ccctolltag.jpg The Crescent City Connection toll renewal is getting the backing of Bridging Progress, a political action committee, which will announce its support today. NOLA.com file photo

East bank-bound motorists with toll tags pay 40 cents and $1 with cash.

A coalition of business groups will announce their support of continuing the tolls today. Bridging Progress, a political action committee, will hold a news conference at 10 a.m. at the Governor Nicholls Street Wharf.

"Protecting this bridge is critical to the economic development of this region,'' D'Juan Hernandez, committee chairman, said in a news release. "If tolls are rejected, we believe that the Crescent City Connection will fall victim to bureaucracy and neglect. By continuing tolls on this important bridge means that we will continue progress throughout the area and protect the integrity of this iconic and well-used structure. Saving our Crescent City Connection is vitally important to the businesses of this region.''

The tolls generate about $22 million annually and provide three-fourths of the budget for the agency that oversees the span.

Led by state Rep. Pat Connick, R-Harvey, who has pushed for audits that have uncovered questionable spending by the Crescent City Connection Division, which oversees the bridge, anti-toll groups cite waste and unfulfilled promises of using toll dollars to fund road projects as reasons for their opposition. They also say it is unfair to ask West Bank residents to continue shelling out money for a bridge that has been paid off.

More than 80 area businesses, many on the West Bank, have joined the movement against the toll renewal. Connick released data from the state Department of Transportation and Development, showing the amount of money paid by toll tag holders over the past 12 months.

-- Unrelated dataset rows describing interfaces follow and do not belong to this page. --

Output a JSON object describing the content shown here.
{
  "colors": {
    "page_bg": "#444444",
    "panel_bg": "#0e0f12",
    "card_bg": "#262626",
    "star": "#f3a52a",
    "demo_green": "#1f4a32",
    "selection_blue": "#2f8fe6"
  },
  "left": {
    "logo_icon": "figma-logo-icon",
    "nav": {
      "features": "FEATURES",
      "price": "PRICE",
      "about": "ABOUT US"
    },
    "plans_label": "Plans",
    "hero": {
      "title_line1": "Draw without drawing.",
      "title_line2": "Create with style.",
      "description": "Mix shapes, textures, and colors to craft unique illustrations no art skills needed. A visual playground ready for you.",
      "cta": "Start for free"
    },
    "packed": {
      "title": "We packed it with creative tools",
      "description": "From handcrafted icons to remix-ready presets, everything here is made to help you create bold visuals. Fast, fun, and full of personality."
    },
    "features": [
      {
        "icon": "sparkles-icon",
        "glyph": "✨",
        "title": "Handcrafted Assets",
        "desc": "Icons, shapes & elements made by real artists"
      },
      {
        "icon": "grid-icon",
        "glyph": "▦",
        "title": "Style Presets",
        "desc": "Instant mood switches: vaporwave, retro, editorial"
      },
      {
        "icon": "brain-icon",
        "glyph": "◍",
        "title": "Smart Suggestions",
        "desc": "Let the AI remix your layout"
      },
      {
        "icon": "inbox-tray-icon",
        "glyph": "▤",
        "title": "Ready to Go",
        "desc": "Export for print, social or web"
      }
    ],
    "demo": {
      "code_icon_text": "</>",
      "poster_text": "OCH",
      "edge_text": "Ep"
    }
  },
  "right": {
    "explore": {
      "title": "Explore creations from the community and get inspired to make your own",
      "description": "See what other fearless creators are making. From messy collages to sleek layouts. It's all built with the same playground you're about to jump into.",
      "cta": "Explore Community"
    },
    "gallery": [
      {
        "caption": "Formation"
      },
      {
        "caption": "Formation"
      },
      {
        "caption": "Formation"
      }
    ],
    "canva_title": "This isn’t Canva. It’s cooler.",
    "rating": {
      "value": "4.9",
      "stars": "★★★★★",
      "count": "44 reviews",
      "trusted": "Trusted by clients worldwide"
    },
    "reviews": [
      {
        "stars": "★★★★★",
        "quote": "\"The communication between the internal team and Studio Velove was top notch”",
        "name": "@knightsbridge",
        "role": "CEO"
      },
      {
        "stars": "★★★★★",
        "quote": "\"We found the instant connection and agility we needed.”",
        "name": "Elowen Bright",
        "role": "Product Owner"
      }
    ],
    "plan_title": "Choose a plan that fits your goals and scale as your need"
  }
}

Connick said Jefferson Parish toll tag holders paid $3.4 million, while Orleans Parish toll tag holders contributed $2.2 million. Plaquemines Parish toll tag holders paid $225,000.

An organization, called Stopthetolls.org, is also collecting signatures and has posted information it says voters need to know before casting a ballot on the issue.

 
More Articles...